Maybe you’re getting the feeling that Return to Savage Beach is not a serious film and it most definitely is not.  Like most Sidaris films, Return to Savage Beach is cheerfully aware of its own absurdity.  Towards the end of the film, after about a dozen or so outlandish twists, one of the L.E.T.H.A.L. agents even exclaims, “How many endings can this story have!?”  The song that plays over the end credits asks the exact same question.

All in all, Return to Savage Beach is a pretty dumb movie.  I compared the acting in Day of the Warrior to Mark Wahlberg and John C. Reilly playing Brock Landers and Chest Rockwell in Boogie Nights and that’s even more true when it comes to Return to Savage Beach.  At times, the stupidity of it all is amusing and, at other times, you just find yourself checking the time.

Return to Savage Beach was Andy Sidaris’s final film.  All in all, Sidaris directed thirteen films (12 dramatic features and one documentary).  Some of them were really bad.  Some of them were amusingly over-the-top.  One of them, Hard Ticket To Hawaii, has become something of a mainstay on TCM Underground.  Good or bad, Sidaris definitely had his own style.  In the end, no one would ever mistake any of his films as having been directed by anyone other than Andy Sidaris.

Book Review: The Man With The Golden Gun by Ian Fleming


(SPOILERS)

On August 12th, 1964, Ian Fleming died in Canterbury.  He was 56 years old.

Like his famous creation, James Bond, Ian Fleming was both a heavy drinker and a chainsmoker.  Unlike Bond, he suffered from heart disease.  In 1961, he had his first known heart attack and his health was always precarious afterward.  It is said that his last words were to the ambulance drivers: “I am sorry to trouble you chaps.
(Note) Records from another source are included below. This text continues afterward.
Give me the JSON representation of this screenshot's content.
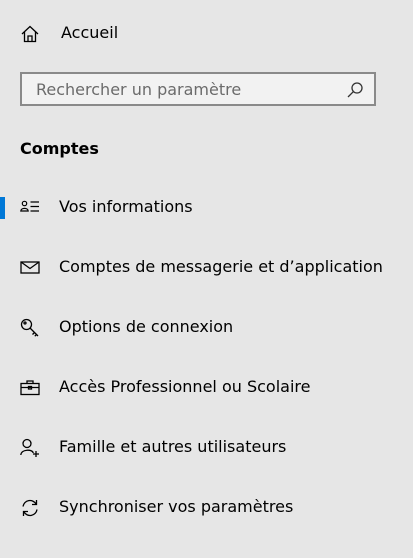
{
  "home": {
    "label": "Accueil",
    "icon": "home-icon"
  },
  "search": {
    "placeholder": "Rechercher un paramètre",
    "value": "",
    "icon": "search-icon"
  },
  "section": {
    "title": "Comptes"
  },
  "nav": {
    "accent_color": "#0078d7",
    "selected_index": 0,
    "items": [
      {
        "label": "Vos informations",
        "icon": "person-info-icon",
        "selected": true
      },
      {
        "label": "Comptes de messagerie et d’application",
        "icon": "mail-icon",
        "selected": false
      },
      {
        "label": "Options de connexion",
        "icon": "key-icon",
        "selected": false
      },
      {
        "label": "Accès Professionnel ou Scolaire",
        "icon": "briefcase-icon",
        "selected": false
      },
      {
        "label": "Famille et autres utilisateurs",
        "icon": "person-add-icon",
        "selected": false
      },
      {
        "label": "Synchroniser vos paramètres",
        "icon": "sync-icon",
        "selected": false
      }
    ]
  }
}
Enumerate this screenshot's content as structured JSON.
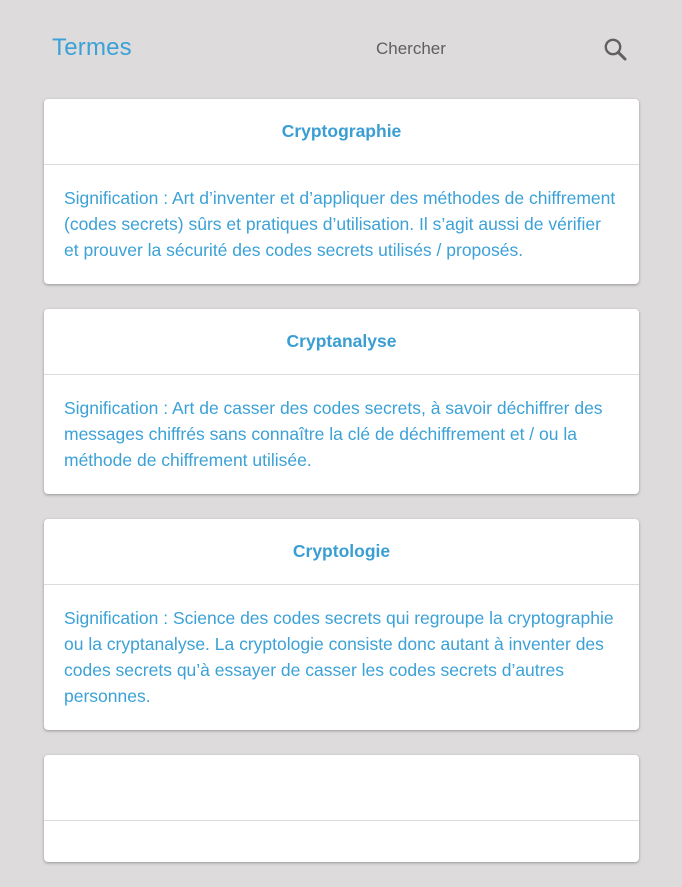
{
  "header": {
    "title": "Termes",
    "search_placeholder": "Chercher",
    "search_icon": "magnifier-icon"
  },
  "colors": {
    "accent": "#3ba1d6",
    "background": "#dddbdc",
    "card": "#ffffff"
  },
  "terms": [
    {
      "title": "Cryptographie",
      "definition": "Signification : Art d’inventer et d’appliquer des méthodes de chiffrement (codes secrets) sûrs et pratiques d’utilisation. Il s’agit aussi de vérifier et prouver la sécurité des codes secrets utilisés / proposés."
    },
    {
      "title": "Cryptanalyse",
      "definition": "Signification : Art de casser des codes secrets, à savoir déchiffrer des messages chiffrés sans connaître la clé de déchiffrement et / ou la méthode de chiffrement utilisée."
    },
    {
      "title": "Cryptologie",
      "definition": "Signification : Science des codes secrets qui regroupe la cryptographie ou la cryptanalyse. La cryptologie consiste donc autant à inventer des codes secrets qu’à essayer de casser les codes secrets d’autres personnes."
    },
    {
      "title": "",
      "definition": ""
    }
  ]
}
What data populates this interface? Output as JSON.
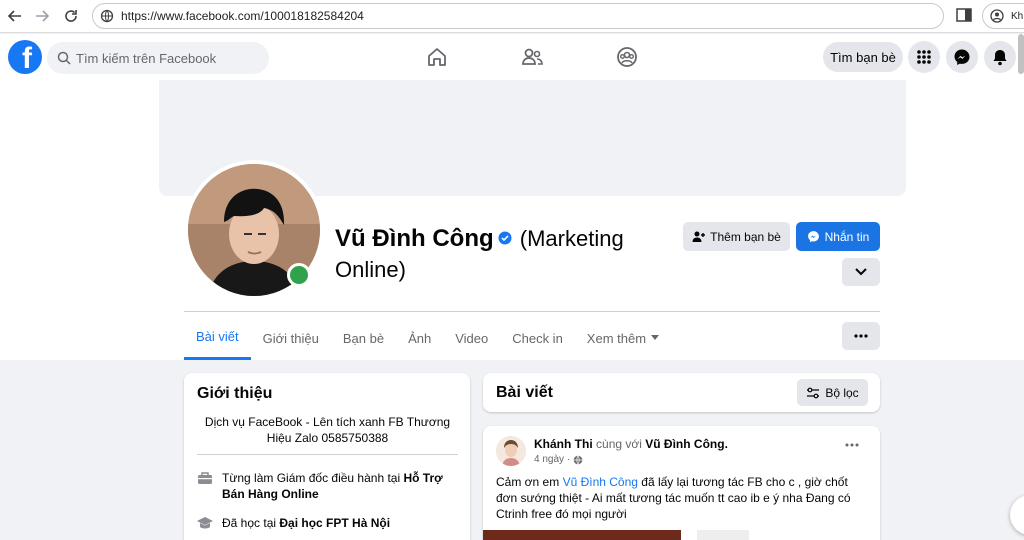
{
  "browser": {
    "url": "https://www.facebook.com/100018182584204",
    "profile_chip_label": "Kh"
  },
  "header": {
    "search_placeholder": "Tìm kiếm trên Facebook",
    "find_friends_label": "Tìm bạn bè"
  },
  "profile": {
    "name": "Vũ Đình Công",
    "name_suffix": "(Marketing Online)",
    "add_friend_label": "Thêm bạn bè",
    "message_label": "Nhắn tin"
  },
  "tabs": [
    {
      "label": "Bài viết",
      "active": true
    },
    {
      "label": "Giới thiệu"
    },
    {
      "label": "Bạn bè"
    },
    {
      "label": "Ảnh"
    },
    {
      "label": "Video"
    },
    {
      "label": "Check in"
    },
    {
      "label": "Xem thêm"
    }
  ],
  "intro": {
    "title": "Giới thiệu",
    "bio": "Dịch vụ FaceBook - Lên tích xanh FB Thương Hiệu Zalo 0585750388",
    "work_prefix": "Từng làm Giám đốc điều hành tại ",
    "work_place": "Hỗ Trợ Bán Hàng Online",
    "edu_prefix": "Đã học tại ",
    "edu_place": "Đại học FPT Hà Nội"
  },
  "posts": {
    "title": "Bài viết",
    "filter_label": "Bộ lọc"
  },
  "post": {
    "author": "Khánh Thi",
    "with_text": "cùng với",
    "tagged": "Vũ Đình Công.",
    "time": "4 ngày ·",
    "text_before": "Cảm ơn em ",
    "mention": "Vũ Đình Công",
    "text_after": " đã lấy lại tương tác FB cho c , giờ chốt đơn sướng thiệt - Ai mất tương tác muốn tt cao ib e ý nha Đang có Ctrinh free đó mọi người"
  },
  "colors": {
    "brand": "#1877f2",
    "online": "#31a24c",
    "page_bg": "#f0f2f5"
  }
}
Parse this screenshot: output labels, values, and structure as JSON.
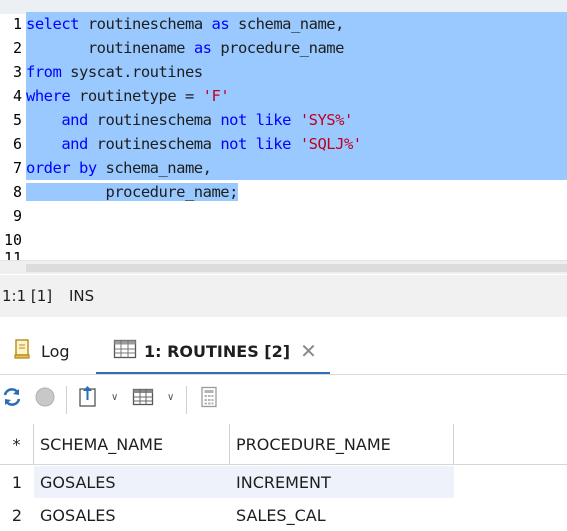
{
  "editor": {
    "line_numbers": [
      "1",
      "2",
      "3",
      "4",
      "5",
      "6",
      "7",
      "8",
      "9",
      "10",
      "11"
    ],
    "lines": [
      [
        {
          "t": "select",
          "k": "kw"
        },
        {
          "t": " routineschema "
        },
        {
          "t": "as",
          "k": "kw"
        },
        {
          "t": " schema_name,"
        }
      ],
      [
        {
          "t": "       routinename "
        },
        {
          "t": "as",
          "k": "kw"
        },
        {
          "t": " procedure_name"
        }
      ],
      [
        {
          "t": "from",
          "k": "kw"
        },
        {
          "t": " syscat.routines"
        }
      ],
      [
        {
          "t": "where",
          "k": "kw"
        },
        {
          "t": " routinetype = "
        },
        {
          "t": "'F'",
          "k": "str"
        }
      ],
      [
        {
          "t": "    "
        },
        {
          "t": "and",
          "k": "kw"
        },
        {
          "t": " routineschema "
        },
        {
          "t": "not like",
          "k": "kw"
        },
        {
          "t": " "
        },
        {
          "t": "'SYS%'",
          "k": "str"
        }
      ],
      [
        {
          "t": "    "
        },
        {
          "t": "and",
          "k": "kw"
        },
        {
          "t": " routineschema "
        },
        {
          "t": "not like",
          "k": "kw"
        },
        {
          "t": " "
        },
        {
          "t": "'SQLJ%'",
          "k": "str"
        }
      ],
      [
        {
          "t": "order by",
          "k": "kw"
        },
        {
          "t": " schema_name,"
        }
      ],
      [
        {
          "t": "         procedure_name;"
        }
      ],
      [],
      []
    ]
  },
  "status": {
    "position": "1:1 [1]",
    "mode": "INS"
  },
  "tabs": {
    "log_label": "Log",
    "routines_label": "1: ROUTINES [2]",
    "close_glyph": "✕"
  },
  "grid": {
    "corner": "*",
    "columns": [
      "SCHEMA_NAME",
      "PROCEDURE_NAME"
    ],
    "rows": [
      {
        "num": "1",
        "schema_name": "GOSALES",
        "procedure_name": "INCREMENT"
      },
      {
        "num": "2",
        "schema_name": "GOSALES",
        "procedure_name": "SALES_CAL"
      }
    ]
  },
  "colors": {
    "selection": "#99c9ff",
    "keyword": "#0000ff",
    "string": "#c0001f",
    "active_tab_underline": "#2f6fb5"
  }
}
I don’t know how you get along so fast with the traffic on the roads these days.”

Eight months after Fleming’s death, his final James Bond novel, The Man With The Golden Gun, was published.  (One more collection of short stories, Octopussy and The Living Daylights, would follow in 1966.)

The Man With The Golden Gun opens with a brainwashed Bond attempting to assassinate M and ends with Bond turning down a knighthood and again declaring his loyalty to Her Majesty’s Secret Service.  In between, Bond is tasked with tracking down and killing the notorious assassin, Pistols Scaramanga.  (Scaramanga is known for using a golden gun.)  Bond once again goes undercover, assuming the name Mark Hazzard and working his way into Scaramanga’s operation.  Felix Leiter makes another appearance and, by the end of the book, it looks like Bond might even find happiness with his secretary, Mary Goodnight.

It’s an unfortunate book.  Apparently, Fleming had finished his first draft but was still in the process of editing when he died.  As a result, The Man With The Golden Gun has all the flaws that you would associate with an early draft.  The plot is thin.  There’s little nuance or subtlety to the dialogue.  Bond comes across as being rather dull, showing little of the wit or personality that was present in both On Her Majesty’s Secret Service and You Only Live Twice.  Scaramanga is a bit more interesting but he can’t compare to the great Bond villains like Blofeld or Goldfinger.  There’s really not much else to say about The Man With The Golden Gun.  It’s a sad way to end Fleming’s Bond series but, at the same time, it doesn’t diminish everything that Fleming accomplished in the previous novels.

Anyway, since I’ve reviewed all of Ian Fleming’s Bond novels, I guess now is the time to rate them all, from best to worst.  Not included in the list below are the two collections of short stories that Fleming wrote, For Your Eyes Only and Octopussy.

From best to worst:

  1. On Her Majesty Secret Service (1963)
  2. From Russia With Love (1957)
  3. Moonraker (1955)
  4. Goldfinger (1959)
  5. Dr. No (1958)
  6. You Only Live Twice (1964)
  7. Casino Royale (1953)
  8. Live and Let Die (1954)
  9. The Spy Who Loved Me (1962)
  10. Diamonds are Forever (1956)
  11. Thunderball (1961)
  12. The Man With The Golden Gun (1965)

Despite Fleming’s death, Bond would live on.  Not only would there be the films but other writers would continue Bond’s literary adventures.  Later this year, I’ll start in on the non-Fleming Bond novels.  Until then, I hope everyone has enjoyed this look back at Ian Fleming’s original novels!

Bond, as visualized by Ian Fleming.